History of Missouri

By | September 23, 2022

Missouri, state in the middle of America nicknamed Show Me State. According to ablogtophone, Missouri has an area of ​​180,693 km² and approximately 6 million inhabitants. Jefferson City is the state capital.

Present-day Missouri was populated by various Native American tribes before the arrival of white settlers. The Spanish explorer and conquistador Hernando de Soto was the first to penetrate the interior of the Americas. The French had the area under control for a long time after this.

The Frenchman Pierre Laclède founded the city of St. Louis in 1764. After 1763, the area west of the Mississippi River became part of Spain. Missouri at that time was part of the great Louisiana territory that was bought by Jefferson in 1803 from Napoleon who had conquered it from the Spaniards a few years earlier.

Much trade took place in Missouri. This mainly from the city of St. Louis which is located at the confluence of the Mississippi and Missouri rivers. According to bestitude, the state joined the Union on August 10, 1821. During the American Civil War (1861-1865), the state sided with the Union of Northern States.

Flag & Seal

Missouri Flag

The Missouri flag was adopted on March 23, 1913, and consists of three horizontal bands of red, white, and blue. In the center of the flag is the state seal. Around the seal are 24 stars because the state was the 24th to join the United States.

Two bears can be seen in the seal of the state. Below it, in a yellow ribbon, is the motto of the state: Salus Populi Suprema Lex Esto. This means as much as ‘the welfare of the people shall be the supreme law’.

Ulysses S Grant National Historic Site

Ulysses S. Grant was the 18th President of the United States of America from 1869 – 1877 and also a Union General during the American Civil War. Grant was born on April 27, 1822 as Hiran Ulysses Grant in the town of Point Pleasant in Clermont County, Ohio. His father was a tanner, Jesse Root Grant, and his mother, Hannah, née Simpson. In 1823, the family decided to move to the village of Georgetown in Brown County, Ohio. It was here that Grant spent most of his childhood and youth until the age of 17.

At the age of 17, he became a cadet at the military academy at West Point. However, Congressman Thomas L. Hamer mistakenly nominated him under the name of Ulysses Simpson Grant, which of course Grant did not agree with, but he was no longer able to defeat the state bureaucracy. Even after completing his studies, he continued to use the name, but Simpson replaced only the middle initial S. Grant graduated from West Point in 1843 and during his time at the academy gained a reputation as a fearless and skilled horseman.

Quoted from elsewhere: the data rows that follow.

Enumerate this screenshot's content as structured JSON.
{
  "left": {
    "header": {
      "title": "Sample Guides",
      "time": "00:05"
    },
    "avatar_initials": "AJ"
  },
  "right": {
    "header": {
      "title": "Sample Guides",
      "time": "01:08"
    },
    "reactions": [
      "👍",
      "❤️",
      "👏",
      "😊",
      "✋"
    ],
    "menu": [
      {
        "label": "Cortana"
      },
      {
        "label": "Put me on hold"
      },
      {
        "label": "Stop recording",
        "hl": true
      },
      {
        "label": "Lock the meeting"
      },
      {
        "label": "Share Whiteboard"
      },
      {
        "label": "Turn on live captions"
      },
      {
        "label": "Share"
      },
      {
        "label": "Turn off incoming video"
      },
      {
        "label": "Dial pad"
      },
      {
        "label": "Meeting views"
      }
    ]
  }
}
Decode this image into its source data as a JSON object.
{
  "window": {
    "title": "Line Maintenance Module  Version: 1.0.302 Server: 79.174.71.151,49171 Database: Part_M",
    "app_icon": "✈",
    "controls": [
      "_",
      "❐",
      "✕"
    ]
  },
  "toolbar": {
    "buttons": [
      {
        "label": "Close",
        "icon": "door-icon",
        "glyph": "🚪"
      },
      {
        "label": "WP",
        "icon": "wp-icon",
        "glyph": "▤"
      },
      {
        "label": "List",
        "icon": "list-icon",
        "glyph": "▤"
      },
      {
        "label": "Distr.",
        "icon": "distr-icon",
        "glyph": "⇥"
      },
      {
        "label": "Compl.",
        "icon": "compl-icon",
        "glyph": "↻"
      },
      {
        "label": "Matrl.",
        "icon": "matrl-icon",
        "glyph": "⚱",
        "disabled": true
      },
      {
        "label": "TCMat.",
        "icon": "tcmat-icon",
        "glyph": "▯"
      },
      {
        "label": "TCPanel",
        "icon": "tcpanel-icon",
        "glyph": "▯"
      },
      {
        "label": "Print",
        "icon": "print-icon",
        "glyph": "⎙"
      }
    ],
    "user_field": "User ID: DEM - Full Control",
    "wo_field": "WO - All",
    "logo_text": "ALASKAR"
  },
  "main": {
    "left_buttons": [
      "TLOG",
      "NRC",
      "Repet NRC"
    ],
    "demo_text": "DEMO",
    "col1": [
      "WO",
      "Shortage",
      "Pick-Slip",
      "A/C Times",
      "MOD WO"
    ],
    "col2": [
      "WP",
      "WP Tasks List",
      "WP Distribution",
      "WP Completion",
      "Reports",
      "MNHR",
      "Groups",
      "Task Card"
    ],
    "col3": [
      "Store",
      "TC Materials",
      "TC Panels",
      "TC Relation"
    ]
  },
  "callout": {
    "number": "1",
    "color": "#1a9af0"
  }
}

In 1848, Grant married Julia Boggs Dent, with whom he had four children – Frederick Dent Grant, Ulysses S. Grant Jr., Ellen (Nellie) Grant, and Jesse Root Grant.

Grant was considered the greatest general of his time, as well as one of the greatest strategists of all time. During the American Civil War, he managed to win many battles, eventually becoming the highest commanding general of all the Union armies. He is also credited with a decisive role in the Union’s victory in this war. Grant later became the 18th President of the United States, serving two terms from March 4, 1869 to March 3, 1877. However, historians consider his term one of the weakest in American history, yet his presence in the White House had a stabilizing influence in critical periods. He supported black suffrage and sought to establish equality for all races. These activities made him very unpopular among the white population, but later helped him gain the necessary respect.

Grant was used to drinking large amounts of alcohol and had already started smoking a large number of cigars during the war. It is estimated that he managed to smoke over 10 thousand cigars in 5 years. This habit most likely contributed to Grant developing throat cancer in his later years. He died on July 23, 1885. Today, visitors can enjoy the nearby town of St. Louis in Missouri, they can see the house in which the American president spent most of his life with his wife and family. The main green house, along with other 19th-century buildings, is managed by the National Park Service.